Dataset excerpts:

((

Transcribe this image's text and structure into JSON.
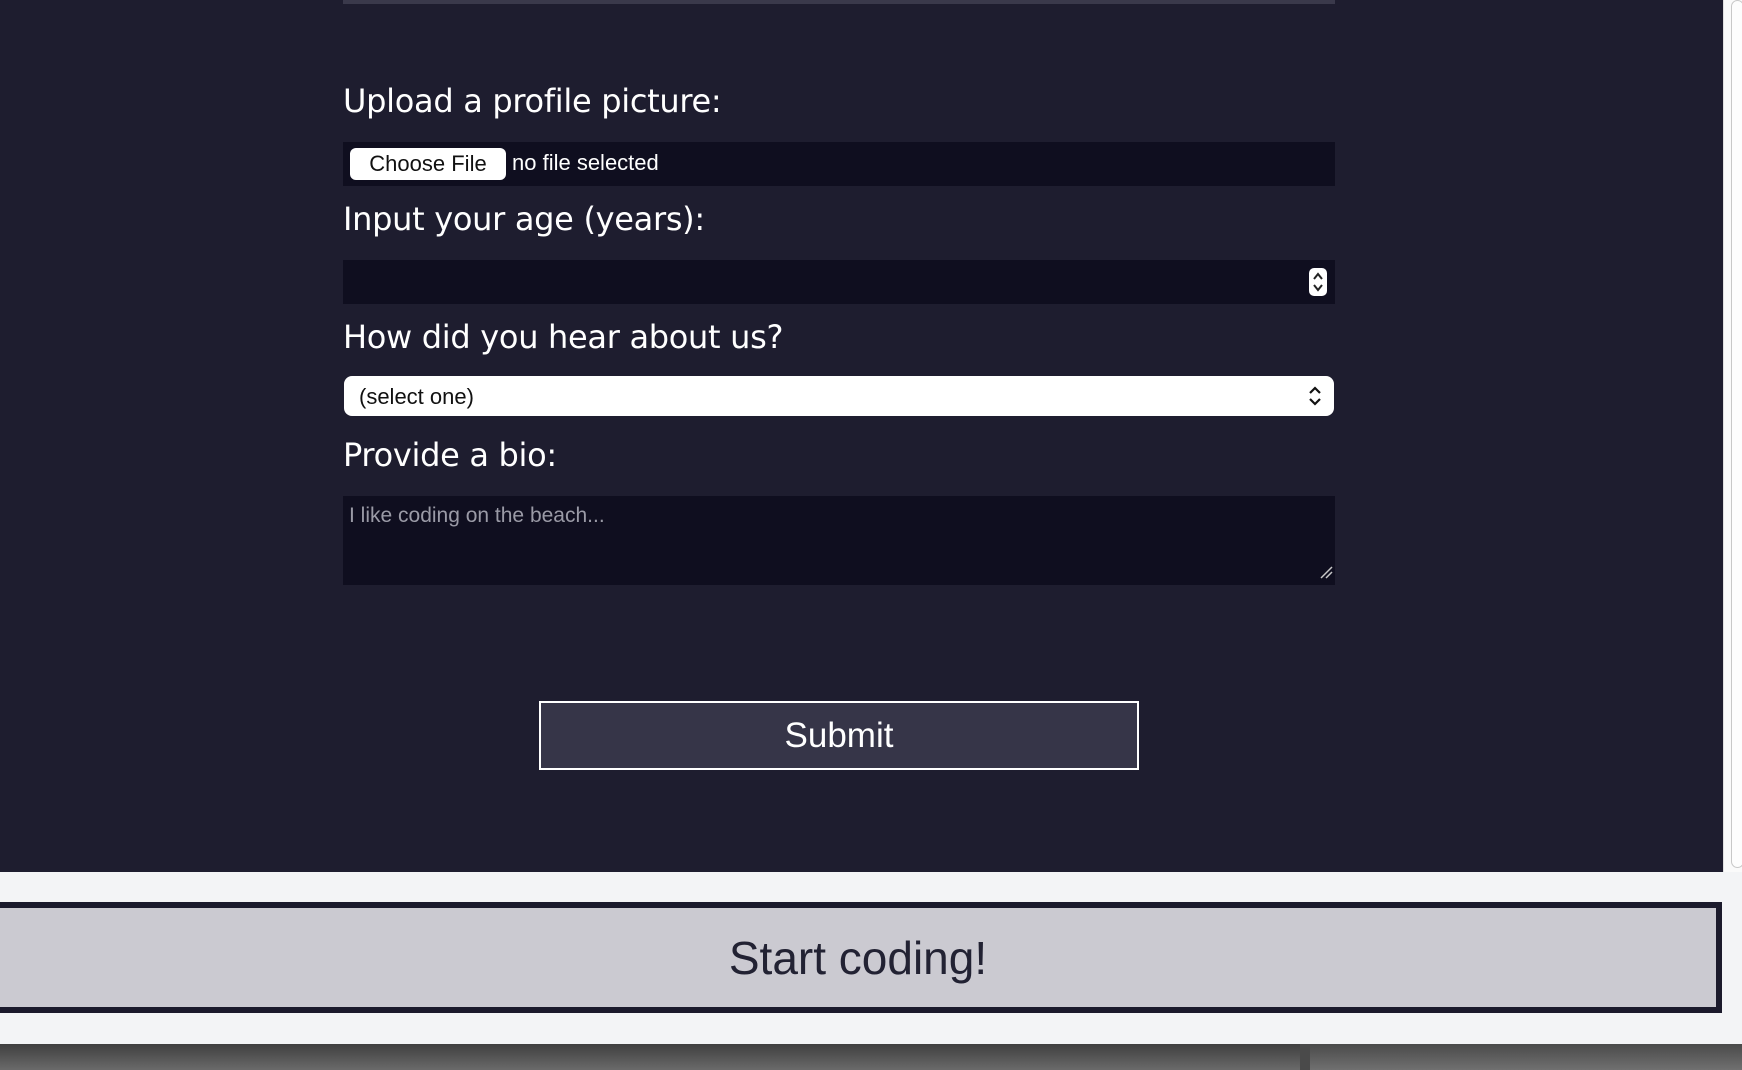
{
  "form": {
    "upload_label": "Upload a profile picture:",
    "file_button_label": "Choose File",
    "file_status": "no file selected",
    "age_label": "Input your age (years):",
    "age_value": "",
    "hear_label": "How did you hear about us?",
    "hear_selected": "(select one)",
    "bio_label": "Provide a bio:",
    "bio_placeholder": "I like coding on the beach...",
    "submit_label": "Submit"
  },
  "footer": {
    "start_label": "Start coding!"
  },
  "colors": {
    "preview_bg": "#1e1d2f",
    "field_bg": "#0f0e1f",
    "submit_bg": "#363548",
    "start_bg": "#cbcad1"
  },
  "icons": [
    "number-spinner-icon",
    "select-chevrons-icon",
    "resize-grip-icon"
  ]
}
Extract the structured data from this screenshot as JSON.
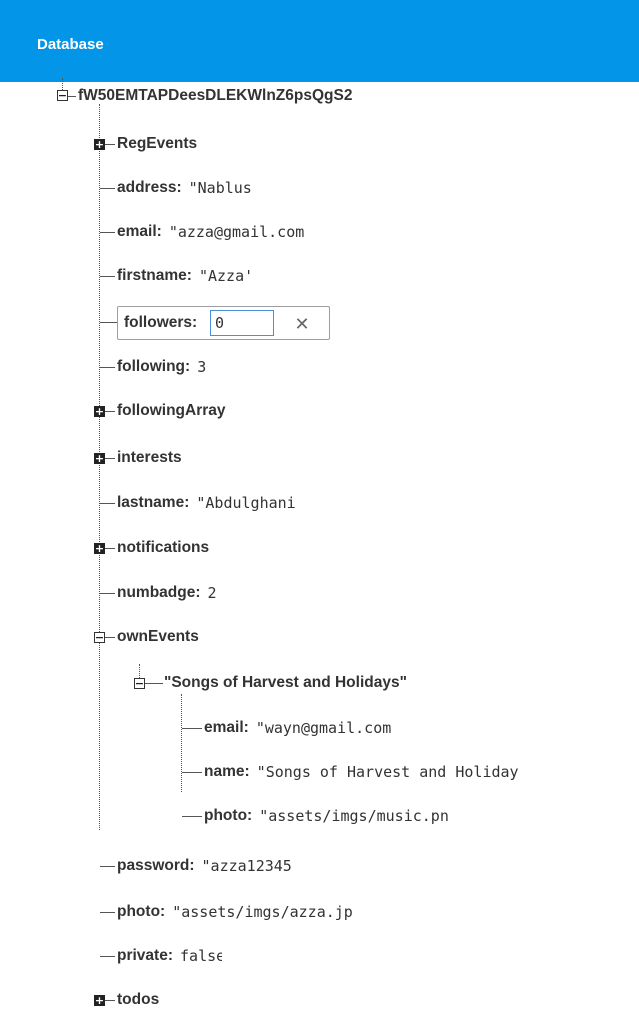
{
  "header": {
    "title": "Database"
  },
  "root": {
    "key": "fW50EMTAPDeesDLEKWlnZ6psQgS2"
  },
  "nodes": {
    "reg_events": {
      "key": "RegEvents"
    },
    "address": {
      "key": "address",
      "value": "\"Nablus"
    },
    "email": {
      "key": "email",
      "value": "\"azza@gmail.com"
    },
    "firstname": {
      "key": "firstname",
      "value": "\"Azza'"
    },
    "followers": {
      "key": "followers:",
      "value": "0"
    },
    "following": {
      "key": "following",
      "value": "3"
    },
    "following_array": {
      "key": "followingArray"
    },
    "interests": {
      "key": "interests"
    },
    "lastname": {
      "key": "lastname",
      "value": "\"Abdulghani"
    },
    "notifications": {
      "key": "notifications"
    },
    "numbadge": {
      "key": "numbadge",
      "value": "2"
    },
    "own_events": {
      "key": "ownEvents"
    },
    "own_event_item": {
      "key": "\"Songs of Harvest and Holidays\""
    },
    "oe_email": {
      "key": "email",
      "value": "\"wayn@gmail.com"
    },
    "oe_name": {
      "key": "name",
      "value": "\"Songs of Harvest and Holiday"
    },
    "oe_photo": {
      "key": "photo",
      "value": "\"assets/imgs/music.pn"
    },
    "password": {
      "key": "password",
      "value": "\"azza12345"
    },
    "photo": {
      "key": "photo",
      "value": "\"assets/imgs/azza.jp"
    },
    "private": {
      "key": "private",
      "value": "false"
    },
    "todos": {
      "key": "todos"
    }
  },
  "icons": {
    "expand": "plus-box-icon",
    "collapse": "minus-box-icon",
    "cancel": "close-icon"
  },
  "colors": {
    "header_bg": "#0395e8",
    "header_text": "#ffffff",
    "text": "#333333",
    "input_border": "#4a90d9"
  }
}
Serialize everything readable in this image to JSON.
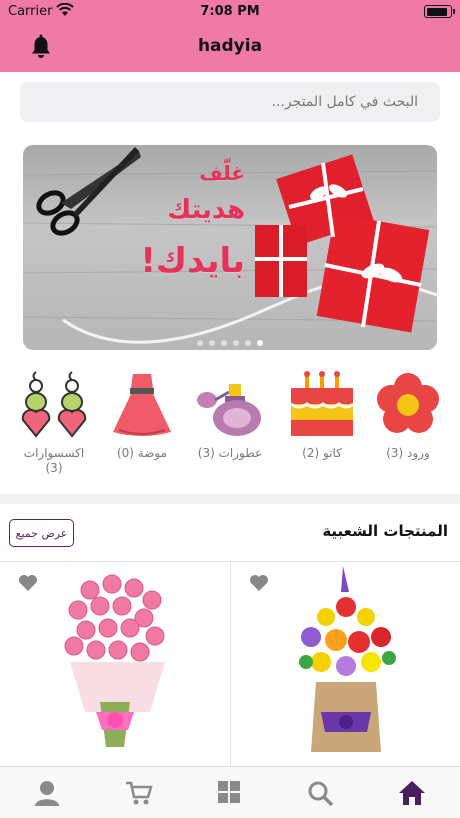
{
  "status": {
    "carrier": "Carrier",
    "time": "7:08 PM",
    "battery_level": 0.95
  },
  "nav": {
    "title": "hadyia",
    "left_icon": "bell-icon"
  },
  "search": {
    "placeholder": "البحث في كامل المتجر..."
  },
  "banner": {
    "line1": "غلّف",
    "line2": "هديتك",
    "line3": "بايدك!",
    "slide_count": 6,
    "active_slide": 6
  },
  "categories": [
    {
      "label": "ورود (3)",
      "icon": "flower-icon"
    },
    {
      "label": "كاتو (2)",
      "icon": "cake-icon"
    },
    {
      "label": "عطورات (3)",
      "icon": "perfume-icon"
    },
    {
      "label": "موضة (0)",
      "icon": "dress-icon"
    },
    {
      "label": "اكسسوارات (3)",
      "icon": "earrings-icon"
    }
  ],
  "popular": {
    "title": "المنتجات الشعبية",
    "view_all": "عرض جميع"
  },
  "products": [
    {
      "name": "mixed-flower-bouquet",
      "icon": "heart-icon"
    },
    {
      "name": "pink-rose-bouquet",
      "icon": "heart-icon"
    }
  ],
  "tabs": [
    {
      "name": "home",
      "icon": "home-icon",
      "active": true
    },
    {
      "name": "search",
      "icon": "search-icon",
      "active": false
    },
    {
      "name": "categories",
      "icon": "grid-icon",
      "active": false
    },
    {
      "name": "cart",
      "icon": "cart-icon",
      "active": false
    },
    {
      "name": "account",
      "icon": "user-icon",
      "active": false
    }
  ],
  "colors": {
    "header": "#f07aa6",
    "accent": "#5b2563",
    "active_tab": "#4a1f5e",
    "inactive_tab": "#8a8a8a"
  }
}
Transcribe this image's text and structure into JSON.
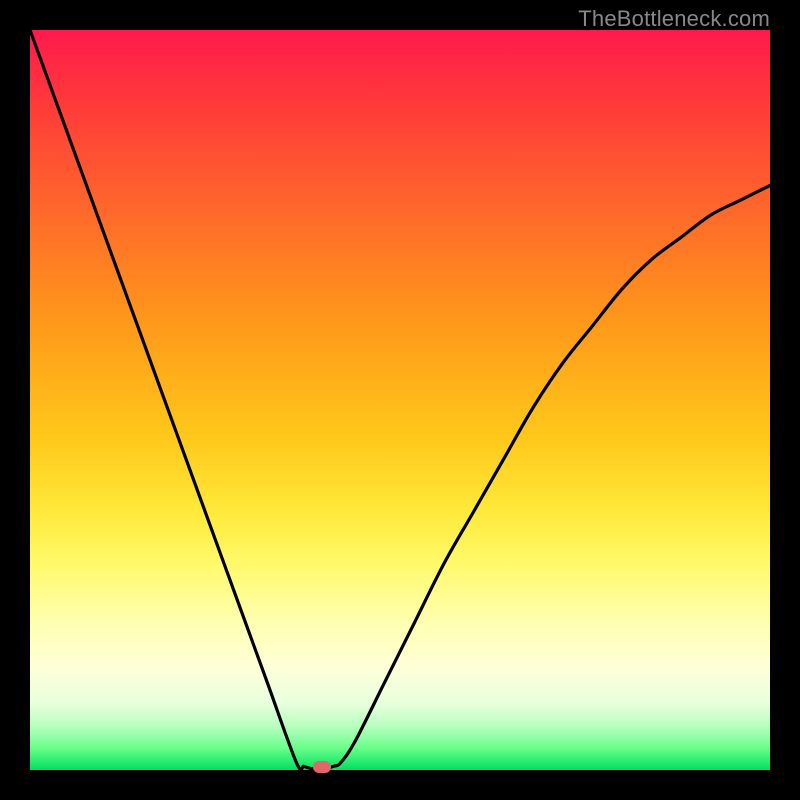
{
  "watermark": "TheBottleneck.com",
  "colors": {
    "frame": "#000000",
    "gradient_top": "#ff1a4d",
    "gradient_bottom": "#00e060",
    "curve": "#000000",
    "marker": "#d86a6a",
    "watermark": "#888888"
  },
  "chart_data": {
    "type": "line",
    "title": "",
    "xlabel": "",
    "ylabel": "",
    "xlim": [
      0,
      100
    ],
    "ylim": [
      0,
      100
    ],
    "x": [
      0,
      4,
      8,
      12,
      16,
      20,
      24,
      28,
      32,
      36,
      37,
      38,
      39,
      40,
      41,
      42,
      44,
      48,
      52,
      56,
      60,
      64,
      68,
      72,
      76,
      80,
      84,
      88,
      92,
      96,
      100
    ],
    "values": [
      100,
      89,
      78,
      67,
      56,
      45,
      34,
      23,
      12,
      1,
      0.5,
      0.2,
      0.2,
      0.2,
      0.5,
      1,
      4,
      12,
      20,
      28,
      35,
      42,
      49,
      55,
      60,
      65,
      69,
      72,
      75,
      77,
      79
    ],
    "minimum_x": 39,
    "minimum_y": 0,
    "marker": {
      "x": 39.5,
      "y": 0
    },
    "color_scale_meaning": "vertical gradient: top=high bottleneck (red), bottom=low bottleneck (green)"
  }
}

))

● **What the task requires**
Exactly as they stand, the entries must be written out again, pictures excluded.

● **Expected answer**
Transcribe this image's text and structure into JSON.
{
  "form": {
    "upload_label": "Upload a profile picture:",
    "file_button_label": "Choose File",
    "file_status": "no file selected",
    "age_label": "Input your age (years):",
    "age_value": "",
    "hear_label": "How did you hear about us?",
    "hear_selected": "(select one)",
    "bio_label": "Provide a bio:",
    "bio_placeholder": "I like coding on the beach...",
    "submit_label": "Submit"
  },
  "footer": {
    "start_label": "Start coding!"
  },
  "colors": {
    "preview_bg": "#1e1d2f",
    "field_bg": "#0f0e1f",
    "submit_bg": "#363548",
    "start_bg": "#cbcad1"
  },
  "icons": [
    "number-spinner-icon",
    "select-chevrons-icon",
    "resize-grip-icon"
  ]
}
Extract the structured data from this screenshot as JSON.
{
  "header": {
    "title": "Database"
  },
  "root": {
    "key": "fW50EMTAPDeesDLEKWlnZ6psQgS2"
  },
  "nodes": {
    "reg_events": {
      "key": "RegEvents"
    },
    "address": {
      "key": "address",
      "value": "\"Nablus"
    },
    "email": {
      "key": "email",
      "value": "\"azza@gmail.com"
    },
    "firstname": {
      "key": "firstname",
      "value": "\"Azza'"
    },
    "followers": {
      "key": "followers:",
      "value": "0"
    },
    "following": {
      "key": "following",
      "value": "3"
    },
    "following_array": {
      "key": "followingArray"
    },
    "interests": {
      "key": "interests"
    },
    "lastname": {
      "key": "lastname",
      "value": "\"Abdulghani"
    },
    "notifications": {
      "key": "notifications"
    },
    "numbadge": {
      "key": "numbadge",
      "value": "2"
    },
    "own_events": {
      "key": "ownEvents"
    },
    "own_event_item": {
      "key": "\"Songs of Harvest and Holidays\""
    },
    "oe_email": {
      "key": "email",
      "value": "\"wayn@gmail.com"
    },
    "oe_name": {
      "key": "name",
      "value": "\"Songs of Harvest and Holiday"
    },
    "oe_photo": {
      "key": "photo",
      "value": "\"assets/imgs/music.pn"
    },
    "password": {
      "key": "password",
      "value": "\"azza12345"
    },
    "photo": {
      "key": "photo",
      "value": "\"assets/imgs/azza.jp"
    },
    "private": {
      "key": "private",
      "value": "false"
    },
    "todos": {
      "key": "todos"
    }
  },
  "icons": {
    "expand": "plus-box-icon",
    "collapse": "minus-box-icon",
    "cancel": "close-icon"
  },
  "colors": {
    "header_bg": "#0395e8",
    "header_text": "#ffffff",
    "text": "#333333",
    "input_border": "#4a90d9"
  }
}
Serialize everything readable in this image to JSON.
{
  "status": {
    "carrier": "Carrier",
    "time": "7:08 PM",
    "battery_level": 0.95
  },
  "nav": {
    "title": "hadyia",
    "left_icon": "bell-icon"
  },
  "search": {
    "placeholder": "البحث في كامل المتجر..."
  },
  "banner": {
    "line1": "غلّف",
    "line2": "هديتك",
    "line3": "بايدك!",
    "slide_count": 6,
    "active_slide": 6
  },
  "categories": [
    {
      "label": "ورود (3)",
      "icon": "flower-icon"
    },
    {
      "label": "كاتو (2)",
      "icon": "cake-icon"
    },
    {
      "label": "عطورات (3)",
      "icon": "perfume-icon"
    },
    {
      "label": "موضة (0)",
      "icon": "dress-icon"
    },
    {
      "label": "اكسسوارات (3)",
      "icon": "earrings-icon"
    }
  ],
  "popular": {
    "title": "المنتجات الشعبية",
    "view_all": "عرض جميع"
  },
  "products": [
    {
      "name": "mixed-flower-bouquet",
      "icon": "heart-icon"
    },
    {
      "name": "pink-rose-bouquet",
      "icon": "heart-icon"
    }
  ],
  "tabs": [
    {
      "name": "home",
      "icon": "home-icon",
      "active": true
    },
    {
      "name": "search",
      "icon": "search-icon",
      "active": false
    },
    {
      "name": "categories",
      "icon": "grid-icon",
      "active": false
    },
    {
      "name": "cart",
      "icon": "cart-icon",
      "active": false
    },
    {
      "name": "account",
      "icon": "user-icon",
      "active": false
    }
  ],
  "colors": {
    "header": "#f07aa6",
    "accent": "#5b2563",
    "active_tab": "#4a1f5e",
    "inactive_tab": "#8a8a8a"
  }
}
Transcribe this image's text and structure into JSON.
{
  "watermark": "TheBottleneck.com",
  "colors": {
    "frame": "#000000",
    "gradient_top": "#ff1a4d",
    "gradient_bottom": "#00e060",
    "curve": "#000000",
    "marker": "#d86a6a",
    "watermark": "#888888"
  },
  "chart_data": {
    "type": "line",
    "title": "",
    "xlabel": "",
    "ylabel": "",
    "xlim": [
      0,
      100
    ],
    "ylim": [
      0,
      100
    ],
    "x": [
      0,
      4,
      8,
      12,
      16,
      20,
      24,
      28,
      32,
      36,
      37,
      38,
      39,
      40,
      41,
      42,
      44,
      48,
      52,
      56,
      60,
      64,
      68,
      72,
      76,
      80,
      84,
      88,
      92,
      96,
      100
    ],
    "values": [
      100,
      89,
      78,
      67,
      56,
      45,
      34,
      23,
      12,
      1,
      0.5,
      0.2,
      0.2,
      0.2,
      0.5,
      1,
      4,
      12,
      20,
      28,
      35,
      42,
      49,
      55,
      60,
      65,
      69,
      72,
      75,
      77,
      79
    ],
    "minimum_x": 39,
    "minimum_y": 0,
    "marker": {
      "x": 39.5,
      "y": 0
    },
    "color_scale_meaning": "vertical gradient: top=high bottleneck (red), bottom=low bottleneck (green)"
  }
}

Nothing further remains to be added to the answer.